TASK STATEMENT: As you restate the entries, keep every word intact and leave out whatever images they hold.

DATA SUPPLIED:
——————————

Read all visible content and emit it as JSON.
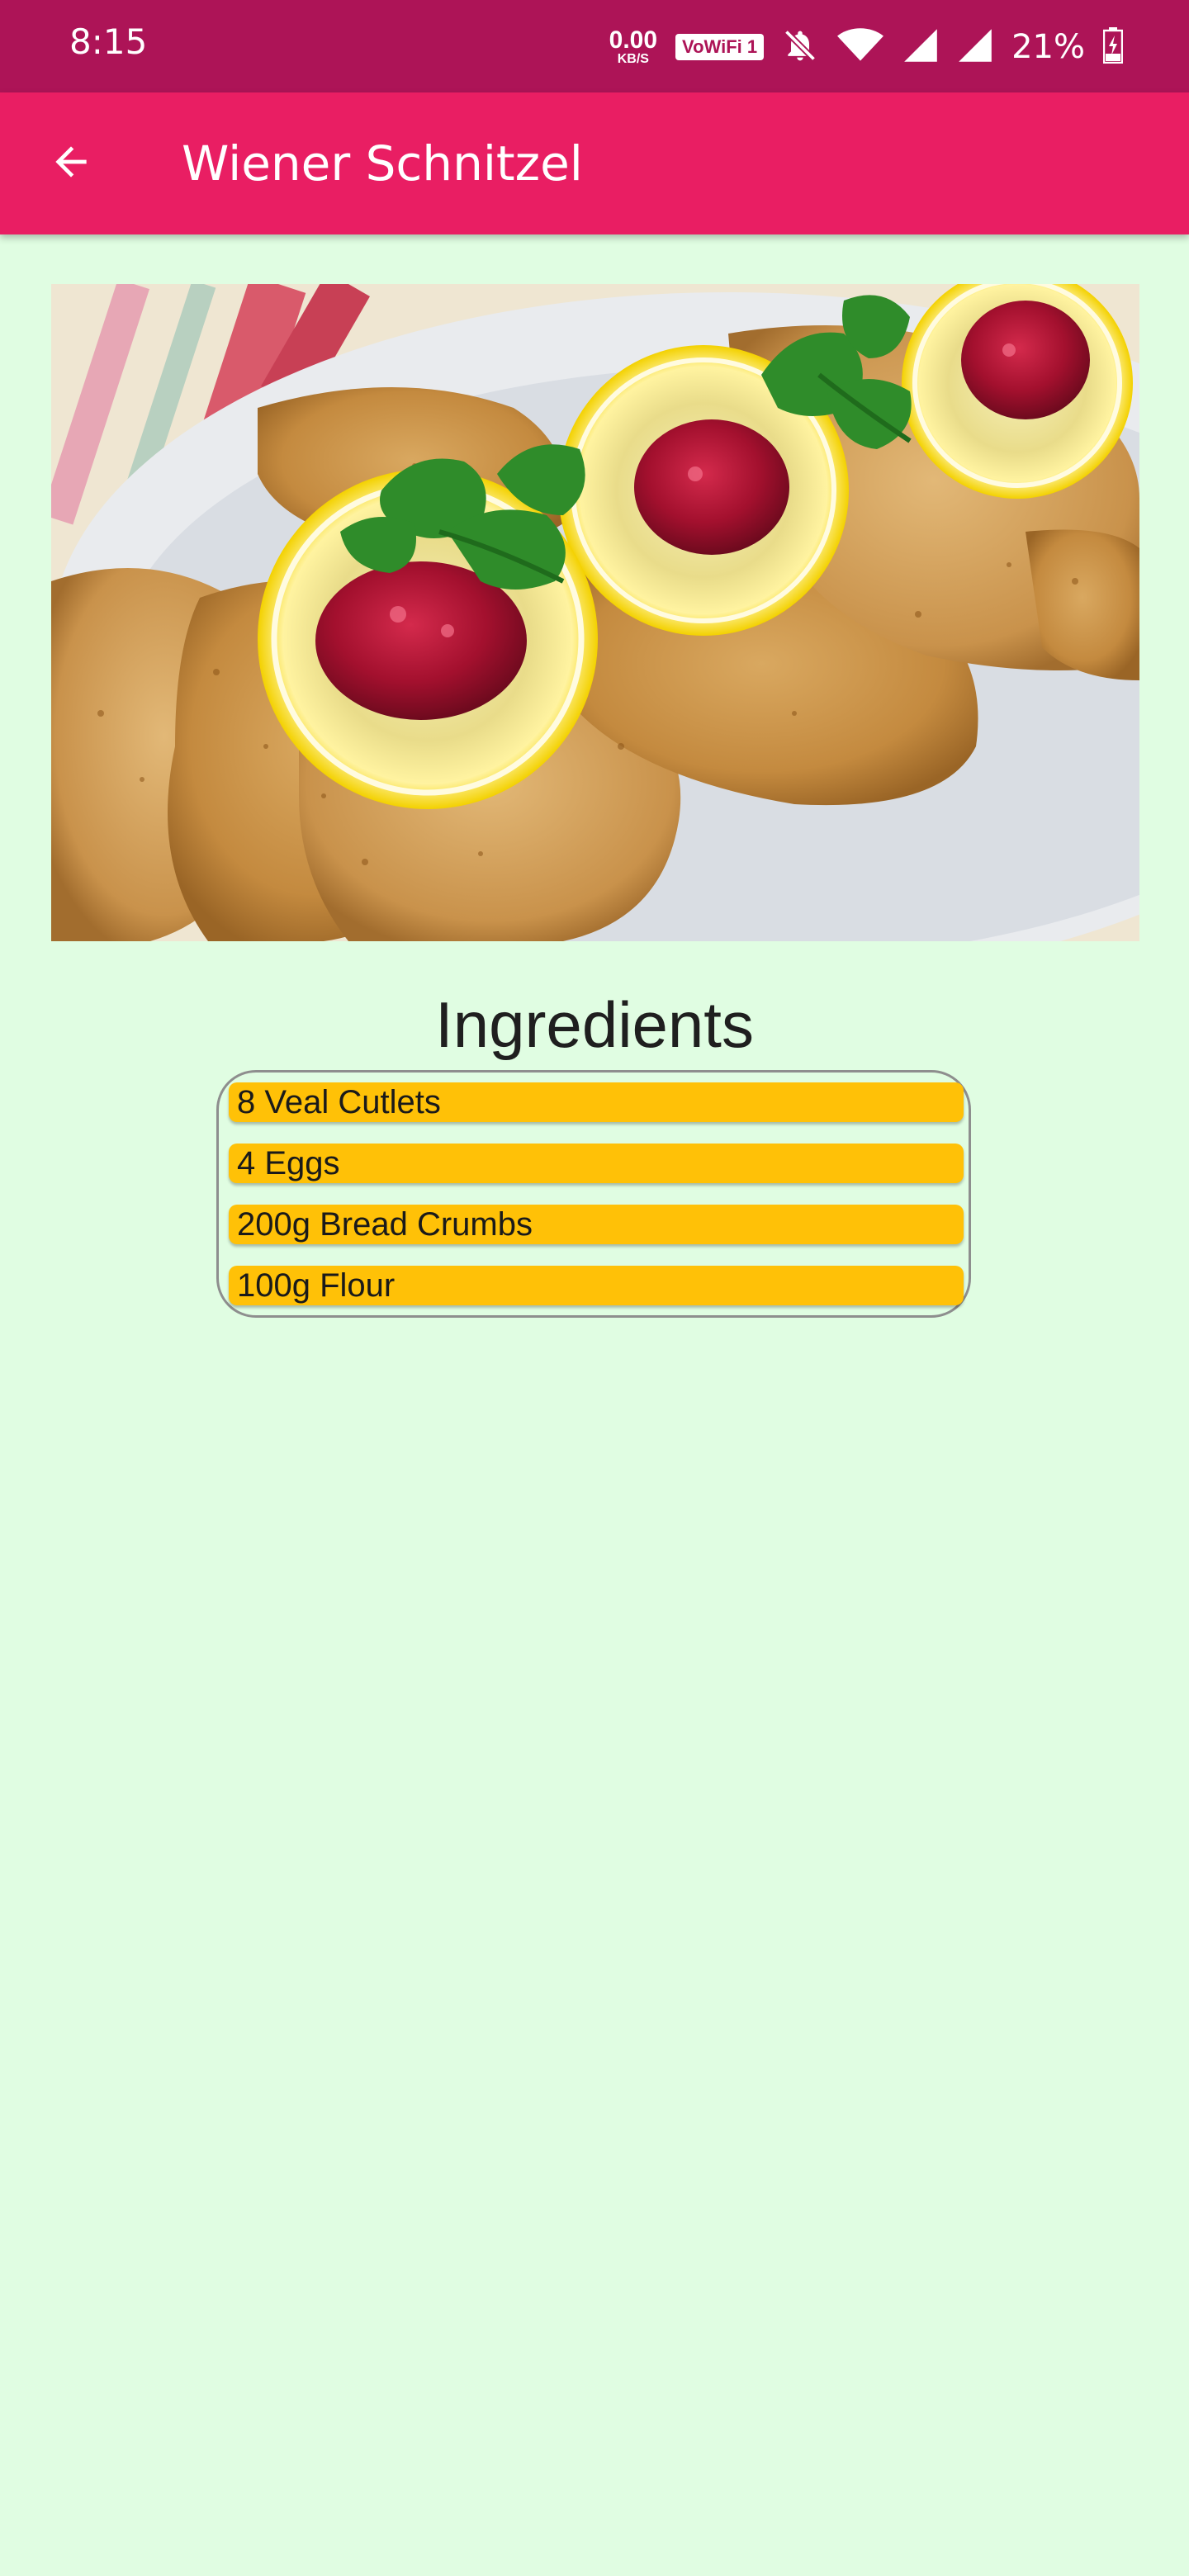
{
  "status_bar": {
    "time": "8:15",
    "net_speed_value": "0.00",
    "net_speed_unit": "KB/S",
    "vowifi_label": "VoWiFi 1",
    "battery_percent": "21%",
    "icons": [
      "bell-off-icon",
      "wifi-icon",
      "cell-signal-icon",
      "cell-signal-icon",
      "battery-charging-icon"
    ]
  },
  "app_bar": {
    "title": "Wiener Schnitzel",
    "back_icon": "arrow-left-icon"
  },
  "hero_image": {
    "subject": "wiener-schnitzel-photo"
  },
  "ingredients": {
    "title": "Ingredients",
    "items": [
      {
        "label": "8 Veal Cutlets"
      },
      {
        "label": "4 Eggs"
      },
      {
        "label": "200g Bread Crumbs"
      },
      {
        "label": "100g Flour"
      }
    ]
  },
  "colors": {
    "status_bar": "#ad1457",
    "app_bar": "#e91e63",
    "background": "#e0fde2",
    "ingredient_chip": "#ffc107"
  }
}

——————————

ANSWER TO THE EXERCISE:
Read all visible content and emit it as JSON.
{
  "status_bar": {
    "time": "8:15",
    "net_speed_value": "0.00",
    "net_speed_unit": "KB/S",
    "vowifi_label": "VoWiFi 1",
    "battery_percent": "21%",
    "icons": [
      "bell-off-icon",
      "wifi-icon",
      "cell-signal-icon",
      "cell-signal-icon",
      "battery-charging-icon"
    ]
  },
  "app_bar": {
    "title": "Wiener Schnitzel",
    "back_icon": "arrow-left-icon"
  },
  "hero_image": {
    "subject": "wiener-schnitzel-photo"
  },
  "ingredients": {
    "title": "Ingredients",
    "items": [
      {
        "label": "8 Veal Cutlets"
      },
      {
        "label": "4 Eggs"
      },
      {
        "label": "200g Bread Crumbs"
      },
      {
        "label": "100g Flour"
      }
    ]
  },
  "colors": {
    "status_bar": "#ad1457",
    "app_bar": "#e91e63",
    "background": "#e0fde2",
    "ingredient_chip": "#ffc107"
  }
}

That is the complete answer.